• [Aim of the exercise]: The result should be a full, exact repeat of the entries, free of pictures.

Given information START

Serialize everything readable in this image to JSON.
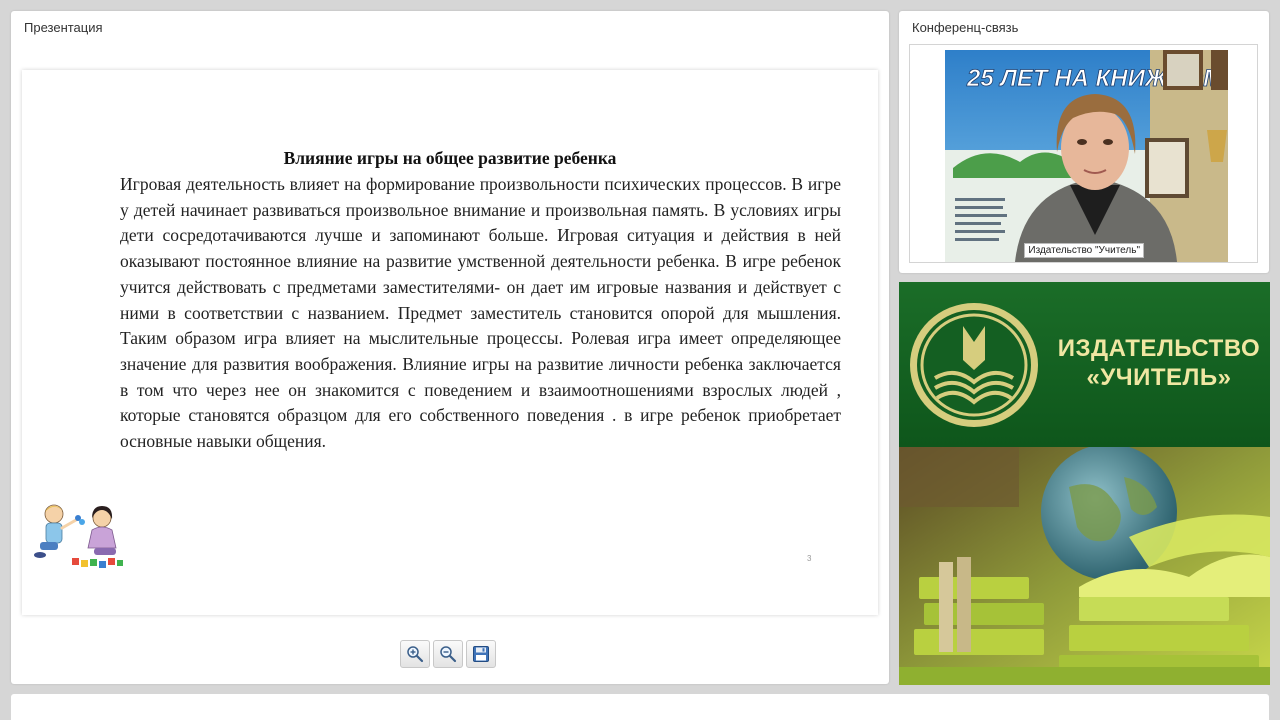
{
  "presentation": {
    "title": "Презентация",
    "slide": {
      "heading": "Влияние игры на общее развитие ребенка",
      "body": "Игровая деятельность влияет на формирование произвольности психических процессов. В игре у детей начинает развиваться произвольное внимание и произвольная память. В условиях игры дети сосредотачиваются лучше и запоминают больше. Игровая ситуация и действия в ней оказывают постоянное влияние на развитие умственной деятельности ребенка. В игре ребенок учится действовать с предметами заместителями- он дает им игровые названия и действует с ними в соответствии с названием. Предмет заместитель становится опорой для мышления. Таким образом игра влияет на мыслительные процессы. Ролевая игра имеет определяющее значение для развития воображения. Влияние игры на развитие личности ребенка заключается в том что через нее он знакомится с поведением и взаимоотношениями взрослых людей , которые становятся образцом для его собственного поведения . в игре ребенок приобретает основные навыки общения.",
      "page_number": "3"
    },
    "toolbar": {
      "zoom_in_icon": "zoom-in-icon",
      "zoom_out_icon": "zoom-out-icon",
      "save_icon": "floppy-disk-icon"
    }
  },
  "conference": {
    "title": "Конференц-связь",
    "video_label": "Издательство \"Учитель\"",
    "banner_text": "25 ЛЕТ НА КНИЖНОМ"
  },
  "promo": {
    "name_line1": "ИЗДАТЕЛЬСТВО",
    "name_line2": "«УЧИТЕЛЬ»"
  },
  "colors": {
    "promo_green": "#0f5a1d",
    "promo_text": "#f0e7a3"
  }
}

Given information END

• [Expected answer]:
Serialize everything readable in this image to JSON.
{
  "presentation": {
    "title": "Презентация",
    "slide": {
      "heading": "Влияние игры на общее развитие ребенка",
      "body": "Игровая деятельность влияет на формирование произвольности психических процессов. В игре у детей начинает развиваться произвольное внимание и произвольная память. В условиях игры дети сосредотачиваются лучше и запоминают больше. Игровая ситуация и действия в ней оказывают постоянное влияние на развитие умственной деятельности ребенка. В игре ребенок учится действовать с предметами заместителями- он дает им игровые названия и действует с ними в соответствии с названием. Предмет заместитель становится опорой для мышления. Таким образом игра влияет на мыслительные процессы. Ролевая игра имеет определяющее значение для развития воображения. Влияние игры на развитие личности ребенка заключается в том что через нее он знакомится с поведением и взаимоотношениями взрослых людей , которые становятся образцом для его собственного поведения . в игре ребенок приобретает основные навыки общения.",
      "page_number": "3"
    },
    "toolbar": {
      "zoom_in_icon": "zoom-in-icon",
      "zoom_out_icon": "zoom-out-icon",
      "save_icon": "floppy-disk-icon"
    }
  },
  "conference": {
    "title": "Конференц-связь",
    "video_label": "Издательство \"Учитель\"",
    "banner_text": "25 ЛЕТ НА КНИЖНОМ"
  },
  "promo": {
    "name_line1": "ИЗДАТЕЛЬСТВО",
    "name_line2": "«УЧИТЕЛЬ»"
  },
  "colors": {
    "promo_green": "#0f5a1d",
    "promo_text": "#f0e7a3"
  }
}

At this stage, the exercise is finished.